[Work to complete]: All of the records are to be copied out exactly, with nothing left out.

[Material for the task]:
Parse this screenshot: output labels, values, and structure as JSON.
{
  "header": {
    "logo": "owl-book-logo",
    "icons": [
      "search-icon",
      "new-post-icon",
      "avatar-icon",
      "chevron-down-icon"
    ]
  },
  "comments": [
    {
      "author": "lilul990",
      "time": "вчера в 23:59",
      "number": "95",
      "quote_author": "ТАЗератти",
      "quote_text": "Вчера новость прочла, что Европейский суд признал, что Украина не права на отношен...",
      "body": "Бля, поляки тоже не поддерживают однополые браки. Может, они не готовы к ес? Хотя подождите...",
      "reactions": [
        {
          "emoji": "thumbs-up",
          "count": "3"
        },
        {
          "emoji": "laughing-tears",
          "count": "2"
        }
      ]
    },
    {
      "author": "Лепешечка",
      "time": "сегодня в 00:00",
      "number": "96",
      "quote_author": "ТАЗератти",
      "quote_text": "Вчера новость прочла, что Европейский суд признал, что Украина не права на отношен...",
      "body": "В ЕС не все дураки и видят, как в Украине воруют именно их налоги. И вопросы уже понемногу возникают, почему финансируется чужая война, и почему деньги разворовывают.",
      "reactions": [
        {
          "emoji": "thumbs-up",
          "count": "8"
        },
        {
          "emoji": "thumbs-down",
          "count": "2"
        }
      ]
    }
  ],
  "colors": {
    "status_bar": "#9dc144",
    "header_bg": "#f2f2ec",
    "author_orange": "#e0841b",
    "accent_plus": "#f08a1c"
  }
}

[Response]:
Parse this screenshot: output labels, values, and structure as JSON.
{
  "header": {
    "logo": "owl-book-logo",
    "icons": [
      "search-icon",
      "new-post-icon",
      "avatar-icon",
      "chevron-down-icon"
    ]
  },
  "comments": [
    {
      "author": "lilul990",
      "time": "вчера в 23:59",
      "number": "95",
      "quote_author": "ТАЗератти",
      "quote_text": "Вчера новость прочла, что Европейский суд признал, что Украина не права на отношен...",
      "body": "Бля, поляки тоже не поддерживают однополые браки. Может, они не готовы к ес? Хотя подождите...",
      "reactions": [
        {
          "emoji": "thumbs-up",
          "count": "3"
        },
        {
          "emoji": "laughing-tears",
          "count": "2"
        }
      ]
    },
    {
      "author": "Лепешечка",
      "time": "сегодня в 00:00",
      "number": "96",
      "quote_author": "ТАЗератти",
      "quote_text": "Вчера новость прочла, что Европейский суд признал, что Украина не права на отношен...",
      "body": "В ЕС не все дураки и видят, как в Украине воруют именно их налоги. И вопросы уже понемногу возникают, почему финансируется чужая война, и почему деньги разворовывают.",
      "reactions": [
        {
          "emoji": "thumbs-up",
          "count": "8"
        },
        {
          "emoji": "thumbs-down",
          "count": "2"
        }
      ]
    }
  ],
  "colors": {
    "status_bar": "#9dc144",
    "header_bg": "#f2f2ec",
    "author_orange": "#e0841b",
    "accent_plus": "#f08a1c"
  }
}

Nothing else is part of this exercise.